Positive Outcomes

The desire for more positive experience is itself a negative experience. And, paradoxically, the acceptance of one’s negative experience is itself a positive experience

Mark Manson – The Subtle Art of Not Giving a F*ck

Think about that for a second….

  • Wanting a positive experience is actually negative
  • Accepting a negative experience is a positive experience

This quote comes from a great book titled “The Subtle Art of Not Giving a F*ck“. It’s been sitting on my shelf for a few months, staring me right in the face. I decided today to crack it open and hopefully get the creative process moving again.

Source: Amazon.com

As I read this book, I kept thinking about clients I deal with and how they almost seem to have a backwards approach to looking at their investments.

If we take Mark’s quote and adjust it a bit, we see a lot of commonalities:

  • The desire for positive investment results is actually a negative investing behavior
  • Accepting the risk of negative investment results is actually a positive investing behavior.

I kept throwing this thought around in my head and it resonates so well.

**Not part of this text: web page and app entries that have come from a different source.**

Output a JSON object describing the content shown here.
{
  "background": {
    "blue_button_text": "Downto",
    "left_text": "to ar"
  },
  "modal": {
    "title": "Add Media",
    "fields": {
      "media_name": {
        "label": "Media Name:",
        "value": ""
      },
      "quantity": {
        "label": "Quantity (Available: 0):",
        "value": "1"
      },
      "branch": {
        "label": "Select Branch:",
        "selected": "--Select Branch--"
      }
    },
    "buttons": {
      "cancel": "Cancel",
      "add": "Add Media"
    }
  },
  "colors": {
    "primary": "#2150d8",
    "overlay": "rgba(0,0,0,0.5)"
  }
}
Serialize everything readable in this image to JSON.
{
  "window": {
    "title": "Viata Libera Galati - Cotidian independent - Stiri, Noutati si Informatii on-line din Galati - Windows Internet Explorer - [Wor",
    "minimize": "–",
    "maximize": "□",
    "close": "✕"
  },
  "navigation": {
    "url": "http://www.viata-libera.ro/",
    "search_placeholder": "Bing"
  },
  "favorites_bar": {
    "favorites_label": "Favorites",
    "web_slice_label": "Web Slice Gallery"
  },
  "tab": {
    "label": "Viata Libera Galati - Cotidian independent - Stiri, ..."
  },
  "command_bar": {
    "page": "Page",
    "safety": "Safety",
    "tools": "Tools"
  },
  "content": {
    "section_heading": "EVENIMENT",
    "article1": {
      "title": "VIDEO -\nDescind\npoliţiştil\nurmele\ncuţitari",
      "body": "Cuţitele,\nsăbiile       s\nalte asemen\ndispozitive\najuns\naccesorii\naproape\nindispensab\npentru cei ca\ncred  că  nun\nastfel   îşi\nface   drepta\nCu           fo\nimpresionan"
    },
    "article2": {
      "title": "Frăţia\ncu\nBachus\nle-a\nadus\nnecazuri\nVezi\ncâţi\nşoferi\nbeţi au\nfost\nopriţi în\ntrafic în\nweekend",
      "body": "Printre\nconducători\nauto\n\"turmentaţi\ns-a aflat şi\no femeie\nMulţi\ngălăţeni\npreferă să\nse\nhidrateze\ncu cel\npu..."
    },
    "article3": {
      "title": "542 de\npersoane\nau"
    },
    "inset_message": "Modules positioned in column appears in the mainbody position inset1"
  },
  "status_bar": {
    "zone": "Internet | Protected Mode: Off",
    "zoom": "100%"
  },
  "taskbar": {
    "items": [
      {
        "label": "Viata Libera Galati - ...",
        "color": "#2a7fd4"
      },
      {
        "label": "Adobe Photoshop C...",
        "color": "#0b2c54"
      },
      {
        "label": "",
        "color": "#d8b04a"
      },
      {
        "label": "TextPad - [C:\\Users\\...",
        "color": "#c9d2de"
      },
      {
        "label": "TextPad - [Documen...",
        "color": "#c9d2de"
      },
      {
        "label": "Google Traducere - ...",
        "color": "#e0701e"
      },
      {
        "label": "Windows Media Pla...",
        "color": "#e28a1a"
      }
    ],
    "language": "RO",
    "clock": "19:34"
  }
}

When investors understand the risk of their investment decisions, and how losses can be expected over certain periods of time, the tend to show better behavior around maintaining an investment strategy.

While on the opposite end, investors that only expecting positive investment results seem to jump ship at the immediate sign of a loss or strategy going to wrong direction.

Take Bitcoin for example, how many of your Uber drivers are still recommending it?

Avoid being a statistic and focus from the on-start on a proper investment strategy. When I say strategy, I’m not talking about the batting order of you’re investments but rather the strategy behind why you plan to make some specific investment.

Whether you are investing for college, a home, retirement, or fun, make sure you understand the outcomes before you take the first step.

  • How much can you lose?
  • How long can you invest?
  • What happens if your investment strategy doesn’t work out?

Study after study keeps showing we are all emotional wrecks and we need some way to THINK before we make decisions. So focus on both the positive and negative aspect of your investment. Odds are, if you thoroughly research your investment decision, your behavior around the investment should dramatically improve.

Source: JPMorgan Guide to the Markets 2019
Please ignore typo’s, I will be editing grammar as I go!
Full Disclosure: Nothing on this site should ever be considered to be advice, research or an invitation to buy or sell any securities, please see my Terms & Conditions page for a full disclaimer.